Tanvi Misra is a staff writer for CityLab covering immigrant communities, housing, economic inequality, and culture. She also authors Navigator, a weekly newsletter for urban explorers (subscribe here). Her work also appears in The Atlantic, NPR, and BBC.
A new study reveals race plays a surprisingly major role in the number of deaths that income inequality contributes to.
The income gap between the rich and the poor is known to affect mortality, and a new study reveals that there is also a racial component. Researchers from the University of California at Berkeley have examined the association of income inequality with the number of deaths in white and African-American communities. For African Americans, the number of deaths go hand-in-hand with the extent of income inequality; for white Americans, the trend is reversed.
“Income inequality matters for everyone, but it matters differently for different groups of people.” says Amani Nuru-Jeter, associate professor at UC Berkeley’s School of Public Health and an author of the study. There have been a number of studies that link wage gaps to health disparities, but they usually examine the American population as a whole, says Nuru-Jeter. What this study has done differently is factor in race.

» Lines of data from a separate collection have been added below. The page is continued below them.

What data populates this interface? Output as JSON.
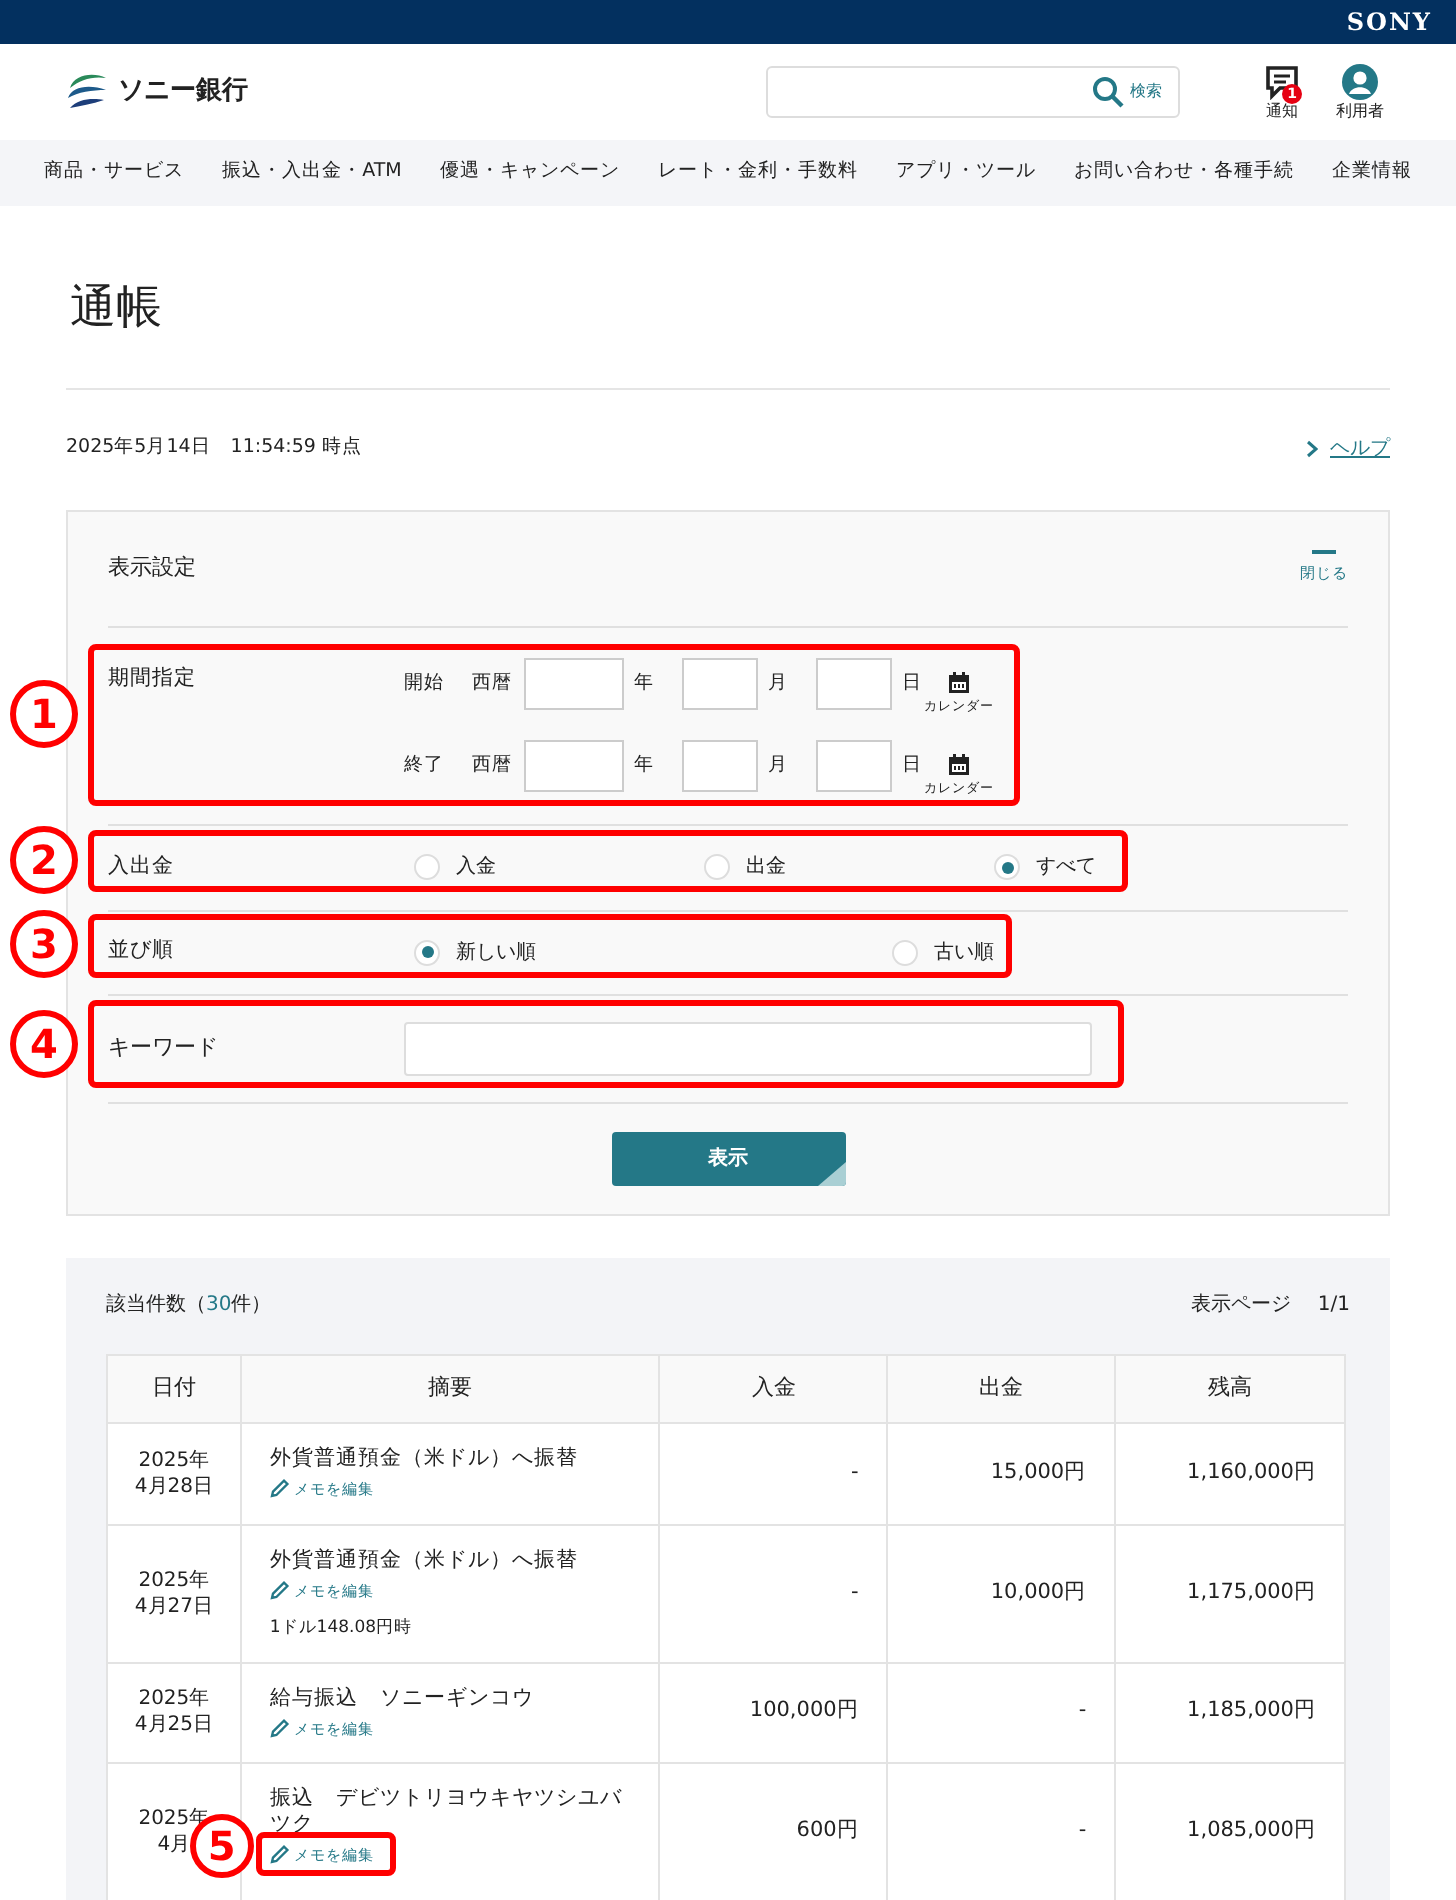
{
  "brand_bar": {
    "logo": "SONY"
  },
  "header": {
    "logo": "ソニー銀行",
    "search": {
      "button": "検索"
    },
    "actions": [
      {
        "kind": "notification",
        "label": "通知",
        "badge": "1"
      },
      {
        "kind": "user",
        "label": "利用者"
      }
    ]
  },
  "nav": [
    "商品・サービス",
    "振込・入出金・ATM",
    "優遇・キャンペーン",
    "レート・金利・手数料",
    "アプリ・ツール",
    "お問い合わせ・各種手続",
    "企業情報"
  ],
  "page_title": "通帳",
  "timestamp": "2025年5月14日　11:54:59 時点",
  "help_link": "ヘルプ",
  "settings": {
    "title": "表示設定",
    "collapse": "閉じる",
    "period": {
      "label": "期間指定",
      "rows": [
        {
          "label": "開始",
          "era": "西暦",
          "year": "年",
          "month": "月",
          "day": "日",
          "calendar": "カレンダー"
        },
        {
          "label": "終了",
          "era": "西暦",
          "year": "年",
          "month": "月",
          "day": "日",
          "calendar": "カレンダー"
        }
      ]
    },
    "direction": {
      "label": "入出金",
      "options": [
        {
          "label": "入金",
          "selected": false
        },
        {
          "label": "出金",
          "selected": false
        },
        {
          "label": "すべて",
          "selected": true
        }
      ]
    },
    "order": {
      "label": "並び順",
      "options": [
        {
          "label": "新しい順",
          "selected": true
        },
        {
          "label": "古い順",
          "selected": false
        }
      ]
    },
    "keyword": {
      "label": "キーワード"
    },
    "submit": "表示"
  },
  "results": {
    "count_prefix": "該当件数（",
    "count": "30",
    "count_suffix": "件）",
    "page_label": "表示ページ",
    "page": "1/1",
    "table": {
      "columns": [
        "日付",
        "摘要",
        "入金",
        "出金",
        "残高"
      ],
      "rows": [
        {
          "date_year": "2025年",
          "date_day": "4月28日",
          "description": "外貨普通預金（米ドル）へ振替",
          "memo": "メモを編集",
          "deposit": "-",
          "withdrawal": "15,000円",
          "balance": "1,160,000円"
        },
        {
          "date_year": "2025年",
          "date_day": "4月27日",
          "description": "外貨普通預金（米ドル）へ振替",
          "memo": "メモを編集",
          "note": "1ドル148.08円時",
          "deposit": "-",
          "withdrawal": "10,000円",
          "balance": "1,175,000円"
        },
        {
          "date_year": "2025年",
          "date_day": "4月25日",
          "description": "給与振込　ソニーギンコウ",
          "memo": "メモを編集",
          "deposit": "100,000円",
          "withdrawal": "-",
          "balance": "1,185,000円"
        },
        {
          "date_year": "2025年",
          "date_day": "4月",
          "description": "振込　デビツトリヨウキヤツシユバツク",
          "memo": "メモを編集",
          "deposit": "600円",
          "withdrawal": "-",
          "balance": "1,085,000円"
        }
      ]
    }
  },
  "annotations": [
    {
      "label": "1"
    },
    {
      "label": "2"
    },
    {
      "label": "3"
    },
    {
      "label": "4"
    },
    {
      "label": "5"
    }
  ]
}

The researchers took Census data from 107 metropolitan areas with at least a 10 percent African-American population. With each unit increase in income inequality, up to 37 more deaths occurred among African Americans. For white Americans, each unit increase resulted in up to 480 fewer deaths.

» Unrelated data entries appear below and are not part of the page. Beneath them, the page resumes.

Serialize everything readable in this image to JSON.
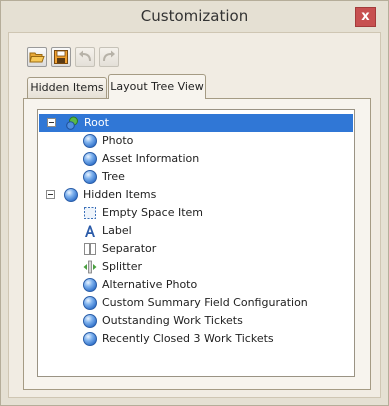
{
  "window": {
    "title": "Customization",
    "close_glyph": "x"
  },
  "toolbar": {
    "buttons": [
      {
        "name": "open-layout",
        "icon": "folder-open-icon",
        "enabled": true
      },
      {
        "name": "save-layout",
        "icon": "floppy-disk-icon",
        "enabled": true
      },
      {
        "name": "undo",
        "icon": "undo-arrow-icon",
        "enabled": false
      },
      {
        "name": "redo",
        "icon": "redo-arrow-icon",
        "enabled": false
      }
    ]
  },
  "tabs": [
    {
      "label": "Hidden Items",
      "active": false
    },
    {
      "label": "Layout Tree View",
      "active": true
    }
  ],
  "tree": {
    "root": {
      "label": "Root",
      "icon": "layout-group-icon",
      "expanded": true,
      "selected": true,
      "children": [
        "Photo",
        "Asset Information",
        "Tree"
      ]
    },
    "hidden": {
      "label": "Hidden Items",
      "icon": "blue-sphere-icon",
      "expanded": true,
      "children": [
        {
          "label": "Empty Space Item",
          "icon": "empty-space-icon"
        },
        {
          "label": "Label",
          "icon": "label-a-icon"
        },
        {
          "label": "Separator",
          "icon": "separator-icon"
        },
        {
          "label": "Splitter",
          "icon": "splitter-icon"
        },
        {
          "label": "Alternative Photo",
          "icon": "blue-sphere-icon"
        },
        {
          "label": "Custom Summary Field Configuration",
          "icon": "blue-sphere-icon"
        },
        {
          "label": "Outstanding Work Tickets",
          "icon": "blue-sphere-icon"
        },
        {
          "label": "Recently Closed 3 Work Tickets",
          "icon": "blue-sphere-icon"
        }
      ]
    }
  },
  "colors": {
    "selection": "#3077d6",
    "window_bg": "#e5e0d3",
    "close_button": "#c75050"
  }
}
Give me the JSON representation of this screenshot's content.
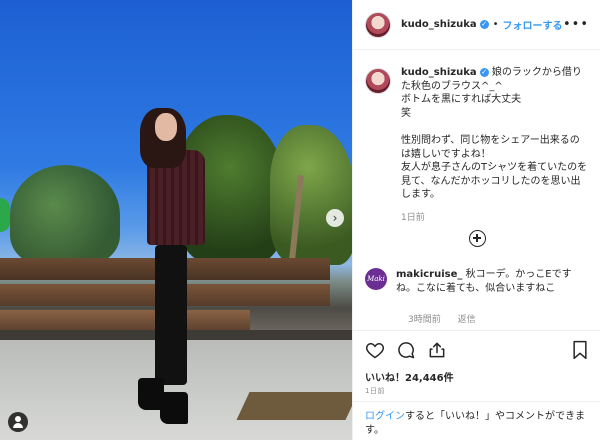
{
  "post": {
    "username": "kudo_shizuka",
    "follow_label": "フォローする",
    "dot": "•",
    "more_label": "•••",
    "verified_mark": "✓",
    "caption": "娘のラックから借りた秋色のブラウス^_^\nボトムを黒にすれば大丈夫\n笑\n\n性別問わず、同じ物をシェアー出来るのは嬉しいですよね！\n友人が息子さんのTシャツを着ていたのを見て、なんだかホッコリしたのを思い出します。",
    "time": "1日前"
  },
  "comment": {
    "avatar_text": "Maki",
    "username": "makicruise_",
    "text": "秋コーデ。かっこEですね。こなに着ても、似合いますねこ",
    "time": "3時間前",
    "reply_label": "返信"
  },
  "actions": {
    "likes": "いいね！24,446件",
    "date": "1日前"
  },
  "login": {
    "link": "ログイン",
    "text": "すると「いいね！」やコメントができます。"
  },
  "photo": {
    "next_label": "›"
  }
}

Racial neighborhood segregation explains the higher number of deaths in the black population, but not in the white population.
"Place matters. That’s not news." Nuru-Jeter says. CityLab has reported on studies that back up this link between racial segregation and health disparities among African Americans. Some of the reasons are obvious: not enough nutritional resources, lack of health-care institutions, and low levels of education make it hard for people living in these neighborhoods to be as healthy as people living in more affluent neighborhoods.

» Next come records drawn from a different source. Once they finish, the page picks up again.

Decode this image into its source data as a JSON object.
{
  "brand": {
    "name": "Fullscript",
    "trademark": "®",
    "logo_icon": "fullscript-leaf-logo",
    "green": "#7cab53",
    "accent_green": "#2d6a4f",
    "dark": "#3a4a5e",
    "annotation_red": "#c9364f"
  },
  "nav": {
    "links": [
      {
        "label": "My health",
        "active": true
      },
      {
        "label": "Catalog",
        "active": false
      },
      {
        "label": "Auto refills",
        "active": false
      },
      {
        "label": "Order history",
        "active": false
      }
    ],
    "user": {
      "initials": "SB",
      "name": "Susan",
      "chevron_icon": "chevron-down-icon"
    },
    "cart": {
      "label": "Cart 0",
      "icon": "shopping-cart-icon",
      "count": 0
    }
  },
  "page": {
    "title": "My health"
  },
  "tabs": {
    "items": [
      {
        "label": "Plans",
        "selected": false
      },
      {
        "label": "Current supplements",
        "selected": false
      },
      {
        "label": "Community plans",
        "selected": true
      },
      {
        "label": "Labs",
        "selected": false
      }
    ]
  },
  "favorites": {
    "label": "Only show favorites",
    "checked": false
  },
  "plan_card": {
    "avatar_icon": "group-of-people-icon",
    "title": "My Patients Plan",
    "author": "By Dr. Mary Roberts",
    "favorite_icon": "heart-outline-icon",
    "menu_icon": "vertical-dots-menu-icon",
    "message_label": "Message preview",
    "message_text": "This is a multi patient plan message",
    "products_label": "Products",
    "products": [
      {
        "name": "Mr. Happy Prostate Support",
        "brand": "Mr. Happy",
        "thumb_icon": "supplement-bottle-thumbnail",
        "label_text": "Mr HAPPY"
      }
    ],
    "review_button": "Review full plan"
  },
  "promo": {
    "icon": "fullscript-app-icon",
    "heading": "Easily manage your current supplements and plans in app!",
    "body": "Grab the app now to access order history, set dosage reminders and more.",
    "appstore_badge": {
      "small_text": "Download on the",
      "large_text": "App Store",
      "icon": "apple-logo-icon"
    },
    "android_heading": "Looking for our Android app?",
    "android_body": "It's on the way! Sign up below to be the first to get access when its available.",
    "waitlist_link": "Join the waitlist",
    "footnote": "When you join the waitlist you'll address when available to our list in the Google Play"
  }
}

Plus, residents of these neighborhoods are aware of their disadvantages—and that makes a difference, Nuru-Jeter says. People know that they're stuck in neighborhoods with more liquor stores than grocery stores, more crime and fewer opportunities, and this knowledge adds additional stress, worsening their health.
For the white population, economic segregation (in fact, lack thereof) might explain the decrease in deaths with the rise in income inequality. Low-income white people are still more likely to live in economically advantaged neighborhoods (with high- and middle-income whites). On the other hand, high- and middle-income blacks are more still likely to reside in low-income neighborhoods (with low-income African Americans).
"Lower-income whites may benefit from social and environmental conditions in middle- to higher-income areas," Nuru-Jeter says.
It's also possible that because the overall number of high-income whites is much larger than middle-to-low income whites, more white people in general have better health, overshadowing the few low-income whites whose health might be negatively affected.
But these are just guesses; the researchers don't yet have a clear answer.
"Although more research is needed, we can still act on what we know about racially segregated areas," Nuru-Jeter says. Everyone, regardless of zip code, should have equal opportunities for health, she says.